There has been a major debate on the use of music for performance in schools. I understand from this legislation that it will not be allowed in the context of a public performance. Where a school puts on a performance using what is deemed to be copyright material it will still have to pay a licence. I ask the collecting agencies to show sensitivity in this regard. If a sledgehammer is used, so to speak, where the schools are concerned it will be an easy opt-out for them to have no extra curricular amenities or facilities of that kind.

There has been a change in this regard in provincial and urban areas. In the past there was so much extra curricular activity that people could obtain a rounded education. There was full character development, confidence was instilled into young people and they were prepared for the world of business. If further constraints are placed on schools and teachers it would be very difficult to blame them for opting out of the voluntary service over and above what the school demands. I appeal to the collecting agencies to show special sensitivity in this regard. I suggest it would be in the best interests of those agencies to invest part of the money they collect from fees back into the system to ensure a continuing flow of talent into the commercial world and their environment.

While it might be controlled or sponsored by a local authority, a library is generally seen as belonging to the people. Its services and materials are available not only to those who may have wealth and may not want to use them but, more especially, to those who are perhaps not in a position to spend money to have them at their disposal. I hope the libraries will also be treated generously.

Lest it may be thought I oppose either the spirit or letter of the Bill, let me make it clear that is not the case. I am aware that having benefited from the international stage Ireland has no choice but to prove itself confident of being in the mainstream of business. However, a further effort must be made to reconcile the national interest with our international obligations. I do not believe the Bill of itself will succeed in doing that.

It would most helpful if a forum, agency or group was appointed to examine the various ambiguities which will flow from legislation of such a comprehensive nature. I speak in the area of folklore, which is of special interest to me. Story telling is one of the most vibrant parts of our folklore and one which is becoming yet more vibrant recently, not only nationally but internationally. By its nature, story telling involves a major degree of improvisation, as we all know having listened to the famous story tellers. There is a grave danger that something like that could fall readily into the copyright domain. The net result will be that story telling will be stultified and there will be little or no effort made by story writers to produce extra material.

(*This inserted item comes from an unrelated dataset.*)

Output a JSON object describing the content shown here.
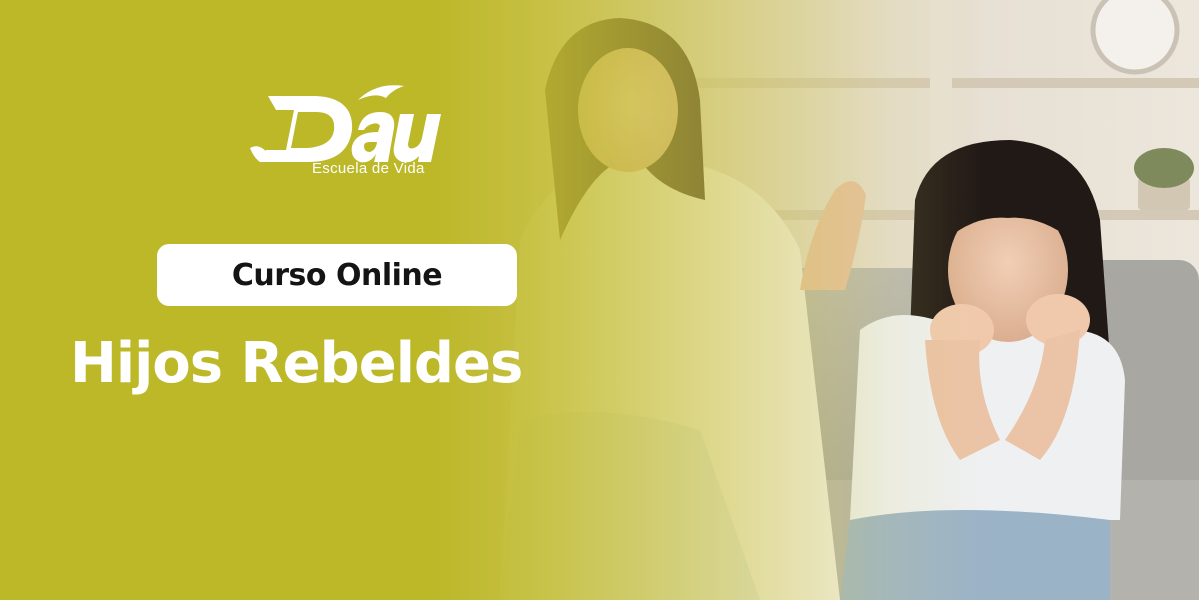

A similar possibility faces local customs. Many customs in Ireland may be found in similar forms in other countries. However, our visitors show a great interest in them. It is an area that is so extensive and complex it will not be enough simply to legislate for it. Somebody will have to ask the questions and influence the collecting agencies. The only way to do that is to provide a forum, group or agency who will act on the one hand as a harmoniser and on the other hand as a referee because the only other choice is the court – one could go straight from the difficulty into the courts. I do not believe the courts want that, nor do the copyright owners, collecting agencies or communities. The many people who have enjoyed these traditions over the years would be grateful to the Minister of State if he could find it possible to establish a forum of that kind. Senator Mooney touched on the same issue in a more extensive context. Perhaps that is also necessary.

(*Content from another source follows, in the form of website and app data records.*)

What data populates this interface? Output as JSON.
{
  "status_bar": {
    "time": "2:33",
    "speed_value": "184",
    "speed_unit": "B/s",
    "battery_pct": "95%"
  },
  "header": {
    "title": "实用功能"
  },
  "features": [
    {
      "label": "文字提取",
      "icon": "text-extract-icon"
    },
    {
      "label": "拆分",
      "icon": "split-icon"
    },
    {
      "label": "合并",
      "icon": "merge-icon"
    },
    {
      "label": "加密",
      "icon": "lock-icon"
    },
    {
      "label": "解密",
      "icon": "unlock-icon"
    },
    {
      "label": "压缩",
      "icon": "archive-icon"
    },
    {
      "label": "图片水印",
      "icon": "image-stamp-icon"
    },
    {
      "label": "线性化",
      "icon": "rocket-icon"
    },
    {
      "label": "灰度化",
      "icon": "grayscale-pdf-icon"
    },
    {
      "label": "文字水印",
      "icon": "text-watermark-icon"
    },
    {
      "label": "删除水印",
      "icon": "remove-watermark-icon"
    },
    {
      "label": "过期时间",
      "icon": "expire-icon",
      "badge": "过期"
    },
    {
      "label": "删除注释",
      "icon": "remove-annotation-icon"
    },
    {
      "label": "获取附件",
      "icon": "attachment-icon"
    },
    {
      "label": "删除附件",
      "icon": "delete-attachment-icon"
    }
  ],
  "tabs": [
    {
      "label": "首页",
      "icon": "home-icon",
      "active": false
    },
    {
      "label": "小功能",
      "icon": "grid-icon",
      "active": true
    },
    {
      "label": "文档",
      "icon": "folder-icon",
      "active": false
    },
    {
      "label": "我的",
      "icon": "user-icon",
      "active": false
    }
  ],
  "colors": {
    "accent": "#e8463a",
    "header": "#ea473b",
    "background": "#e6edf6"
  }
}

Debate adjourned.

An Leas-Chathaoirleach

When is it proposed to sit again?

Next Tuesday at 2.30 p.m.